*Task details*:
Before printing the listing, strip out its pictures and keep everything else exact.

*Supplied material*:
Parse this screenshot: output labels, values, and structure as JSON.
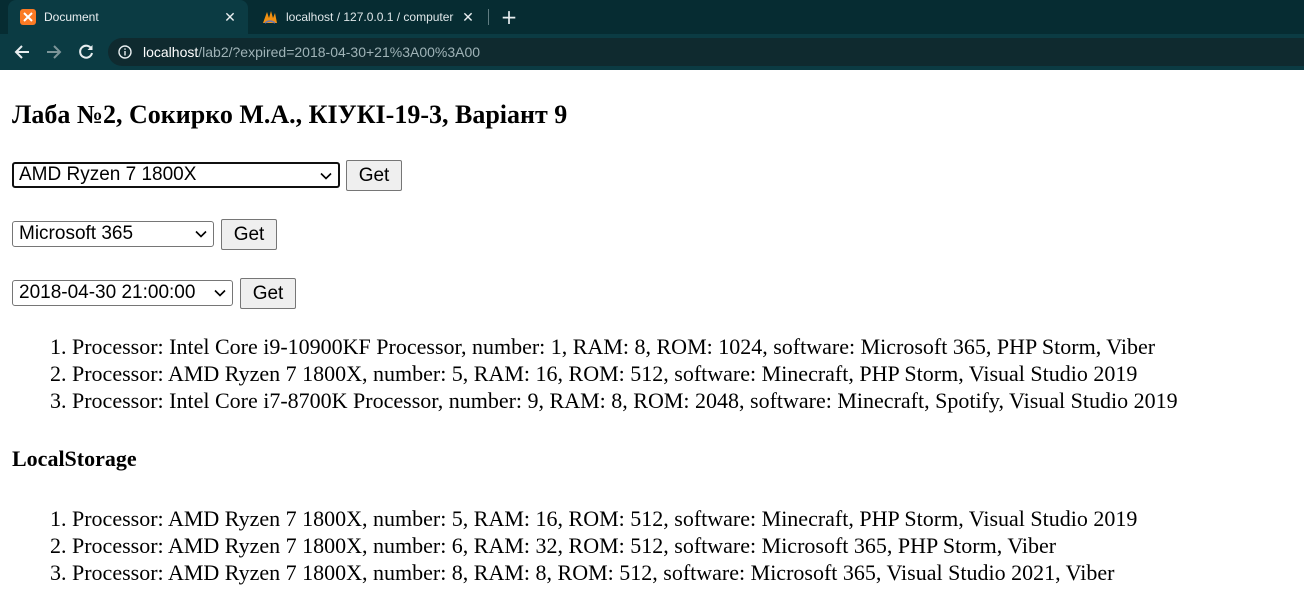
{
  "browser": {
    "tabs": [
      {
        "title": "Document",
        "active": true,
        "icon": "xampp-icon"
      },
      {
        "title": "localhost / 127.0.0.1 / computer |",
        "active": false,
        "icon": "phpmyadmin-icon"
      }
    ],
    "url": {
      "host": "localhost",
      "path": "/lab2/?expired=2018-04-30+21%3A00%3A00"
    }
  },
  "page": {
    "title": "Лаба №2, Сокирко М.А., КІУКІ-19-3, Варіант 9",
    "forms": [
      {
        "selected": "AMD Ryzen 7 1800X",
        "button": "Get"
      },
      {
        "selected": "Microsoft 365",
        "button": "Get"
      },
      {
        "selected": "2018-04-30 21:00:00",
        "button": "Get"
      }
    ],
    "results": [
      "Processor: Intel Core i9-10900KF Processor, number: 1, RAM: 8, ROM: 1024, software: Microsoft 365, PHP Storm, Viber",
      "Processor: AMD Ryzen 7 1800X, number: 5, RAM: 16, ROM: 512, software: Minecraft, PHP Storm, Visual Studio 2019",
      "Processor: Intel Core i7-8700K Processor, number: 9, RAM: 8, ROM: 2048, software: Minecraft, Spotify, Visual Studio 2019"
    ],
    "local_storage_title": "LocalStorage",
    "local_storage": [
      "Processor: AMD Ryzen 7 1800X, number: 5, RAM: 16, ROM: 512, software: Minecraft, PHP Storm, Visual Studio 2019",
      "Processor: AMD Ryzen 7 1800X, number: 6, RAM: 32, ROM: 512, software: Microsoft 365, PHP Storm, Viber",
      "Processor: AMD Ryzen 7 1800X, number: 8, RAM: 8, ROM: 512, software: Microsoft 365, Visual Studio 2021, Viber"
    ]
  },
  "colors": {
    "tabstrip": "#062c32",
    "toolbar": "#0b3b43",
    "omnibox": "#0f2a2f",
    "xampp_orange": "#fb7a24"
  }
}
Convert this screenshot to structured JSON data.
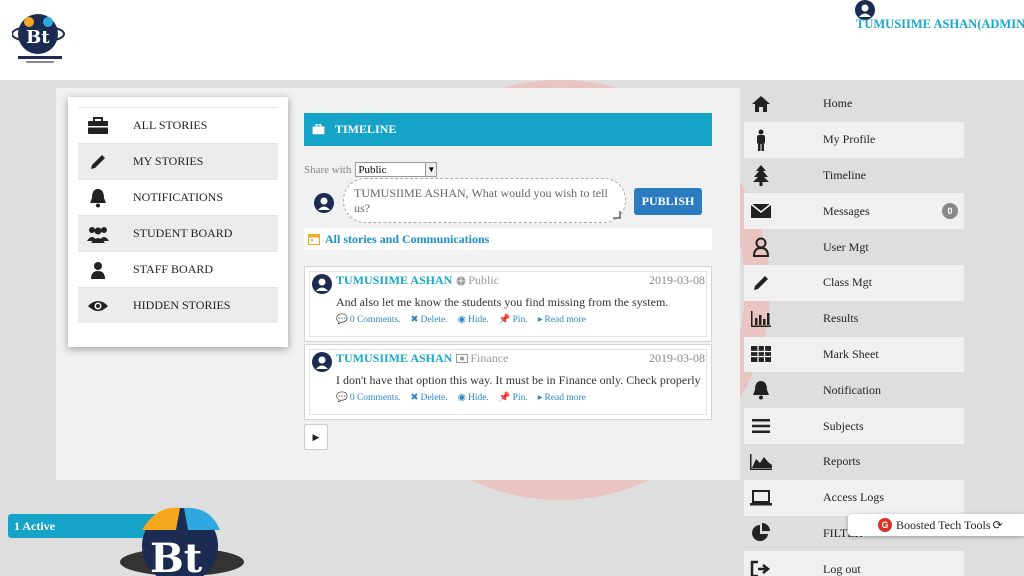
{
  "header": {
    "user_name": "TUMUSIIME ASHAN(ADMIN)"
  },
  "left_menu": {
    "items": [
      {
        "label": "ALL STORIES",
        "icon": "briefcase-icon"
      },
      {
        "label": "MY STORIES",
        "icon": "pencil-icon"
      },
      {
        "label": "NOTIFICATIONS",
        "icon": "bell-icon"
      },
      {
        "label": "STUDENT BOARD",
        "icon": "users-icon"
      },
      {
        "label": "STAFF BOARD",
        "icon": "user-icon"
      },
      {
        "label": "HIDDEN STORIES",
        "icon": "eye-icon"
      }
    ]
  },
  "timeline": {
    "title": "TIMELINE",
    "share_label": "Share with",
    "share_value": "Public",
    "compose_placeholder": "TUMUSIIME ASHAN, What would you wish to tell us?",
    "publish_label": "PUBLISH",
    "all_stories_label": "All stories and Communications",
    "posts": [
      {
        "author": "TUMUSIIME ASHAN",
        "visibility": "Public",
        "date": "2019-03-08",
        "text": "And also let me know the students you find missing from the system.",
        "comments": "0 Comments.",
        "delete": "Delete.",
        "hide": "Hide.",
        "pin": "Pin.",
        "read_more": "Read more"
      },
      {
        "author": "TUMUSIIME ASHAN",
        "visibility": "Finance",
        "date": "2019-03-08",
        "text": "I don't have that option this way. It must be in Finance only. Check properly",
        "comments": "0 Comments.",
        "delete": "Delete.",
        "hide": "Hide.",
        "pin": "Pin.",
        "read_more": "Read more"
      }
    ]
  },
  "right_menu": {
    "items": [
      {
        "label": "Home",
        "icon": "home-icon"
      },
      {
        "label": "My Profile",
        "icon": "person-icon"
      },
      {
        "label": "Timeline",
        "icon": "tree-icon"
      },
      {
        "label": "Messages",
        "icon": "envelope-icon",
        "badge": "0"
      },
      {
        "label": "User Mgt",
        "icon": "user-outline-icon"
      },
      {
        "label": "Class Mgt",
        "icon": "pencil-icon"
      },
      {
        "label": "Results",
        "icon": "bar-chart-icon"
      },
      {
        "label": "Mark Sheet",
        "icon": "table-icon"
      },
      {
        "label": "Notification",
        "icon": "bell-icon"
      },
      {
        "label": "Subjects",
        "icon": "list-icon"
      },
      {
        "label": "Reports",
        "icon": "area-chart-icon"
      },
      {
        "label": "Access Logs",
        "icon": "laptop-icon"
      },
      {
        "label": "FILTER",
        "icon": "pie-chart-icon"
      },
      {
        "label": "Log out",
        "icon": "sign-out-icon"
      }
    ]
  },
  "footer": {
    "active_label": "1 Active",
    "tools_label": "Boosted Tech Tools"
  },
  "colors": {
    "accent": "#16a3c8",
    "publish": "#2a7bbf",
    "link": "#2a87c8"
  }
}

*Solution to the problem*:
Parse this screenshot: output labels, values, and structure as JSON.
{
  "browser": {
    "tabs": [
      {
        "title": "Document",
        "active": true,
        "icon": "xampp-icon"
      },
      {
        "title": "localhost / 127.0.0.1 / computer |",
        "active": false,
        "icon": "phpmyadmin-icon"
      }
    ],
    "url": {
      "host": "localhost",
      "path": "/lab2/?expired=2018-04-30+21%3A00%3A00"
    }
  },
  "page": {
    "title": "Лаба №2, Сокирко М.А., КІУКІ-19-3, Варіант 9",
    "forms": [
      {
        "selected": "AMD Ryzen 7 1800X",
        "button": "Get"
      },
      {
        "selected": "Microsoft 365",
        "button": "Get"
      },
      {
        "selected": "2018-04-30 21:00:00",
        "button": "Get"
      }
    ],
    "results": [
      "Processor: Intel Core i9-10900KF Processor, number: 1, RAM: 8, ROM: 1024, software: Microsoft 365, PHP Storm, Viber",
      "Processor: AMD Ryzen 7 1800X, number: 5, RAM: 16, ROM: 512, software: Minecraft, PHP Storm, Visual Studio 2019",
      "Processor: Intel Core i7-8700K Processor, number: 9, RAM: 8, ROM: 2048, software: Minecraft, Spotify, Visual Studio 2019"
    ],
    "local_storage_title": "LocalStorage",
    "local_storage": [
      "Processor: AMD Ryzen 7 1800X, number: 5, RAM: 16, ROM: 512, software: Minecraft, PHP Storm, Visual Studio 2019",
      "Processor: AMD Ryzen 7 1800X, number: 6, RAM: 32, ROM: 512, software: Microsoft 365, PHP Storm, Viber",
      "Processor: AMD Ryzen 7 1800X, number: 8, RAM: 8, ROM: 512, software: Microsoft 365, Visual Studio 2021, Viber"
    ]
  },
  "colors": {
    "tabstrip": "#062c32",
    "toolbar": "#0b3b43",
    "omnibox": "#0f2a2f",
    "xampp_orange": "#fb7a24"
  }
}
Convert this screenshot to structured JSON data.
{
  "header": {
    "user_name": "TUMUSIIME ASHAN(ADMIN)"
  },
  "left_menu": {
    "items": [
      {
        "label": "ALL STORIES",
        "icon": "briefcase-icon"
      },
      {
        "label": "MY STORIES",
        "icon": "pencil-icon"
      },
      {
        "label": "NOTIFICATIONS",
        "icon": "bell-icon"
      },
      {
        "label": "STUDENT BOARD",
        "icon": "users-icon"
      },
      {
        "label": "STAFF BOARD",
        "icon": "user-icon"
      },
      {
        "label": "HIDDEN STORIES",
        "icon": "eye-icon"
      }
    ]
  },
  "timeline": {
    "title": "TIMELINE",
    "share_label": "Share with",
    "share_value": "Public",
    "compose_placeholder": "TUMUSIIME ASHAN, What would you wish to tell us?",
    "publish_label": "PUBLISH",
    "all_stories_label": "All stories and Communications",
    "posts": [
      {
        "author": "TUMUSIIME ASHAN",
        "visibility": "Public",
        "date": "2019-03-08",
        "text": "And also let me know the students you find missing from the system.",
        "comments": "0 Comments.",
        "delete": "Delete.",
        "hide": "Hide.",
        "pin": "Pin.",
        "read_more": "Read more"
      },
      {
        "author": "TUMUSIIME ASHAN",
        "visibility": "Finance",
        "date": "2019-03-08",
        "text": "I don't have that option this way. It must be in Finance only. Check properly",
        "comments": "0 Comments.",
        "delete": "Delete.",
        "hide": "Hide.",
        "pin": "Pin.",
        "read_more": "Read more"
      }
    ]
  },
  "right_menu": {
    "items": [
      {
        "label": "Home",
        "icon": "home-icon"
      },
      {
        "label": "My Profile",
        "icon": "person-icon"
      },
      {
        "label": "Timeline",
        "icon": "tree-icon"
      },
      {
        "label": "Messages",
        "icon": "envelope-icon",
        "badge": "0"
      },
      {
        "label": "User Mgt",
        "icon": "user-outline-icon"
      },
      {
        "label": "Class Mgt",
        "icon": "pencil-icon"
      },
      {
        "label": "Results",
        "icon": "bar-chart-icon"
      },
      {
        "label": "Mark Sheet",
        "icon": "table-icon"
      },
      {
        "label": "Notification",
        "icon": "bell-icon"
      },
      {
        "label": "Subjects",
        "icon": "list-icon"
      },
      {
        "label": "Reports",
        "icon": "area-chart-icon"
      },
      {
        "label": "Access Logs",
        "icon": "laptop-icon"
      },
      {
        "label": "FILTER",
        "icon": "pie-chart-icon"
      },
      {
        "label": "Log out",
        "icon": "sign-out-icon"
      }
    ]
  },
  "footer": {
    "active_label": "1 Active",
    "tools_label": "Boosted Tech Tools"
  },
  "colors": {
    "accent": "#16a3c8",
    "publish": "#2a7bbf",
    "link": "#2a87c8"
  }
}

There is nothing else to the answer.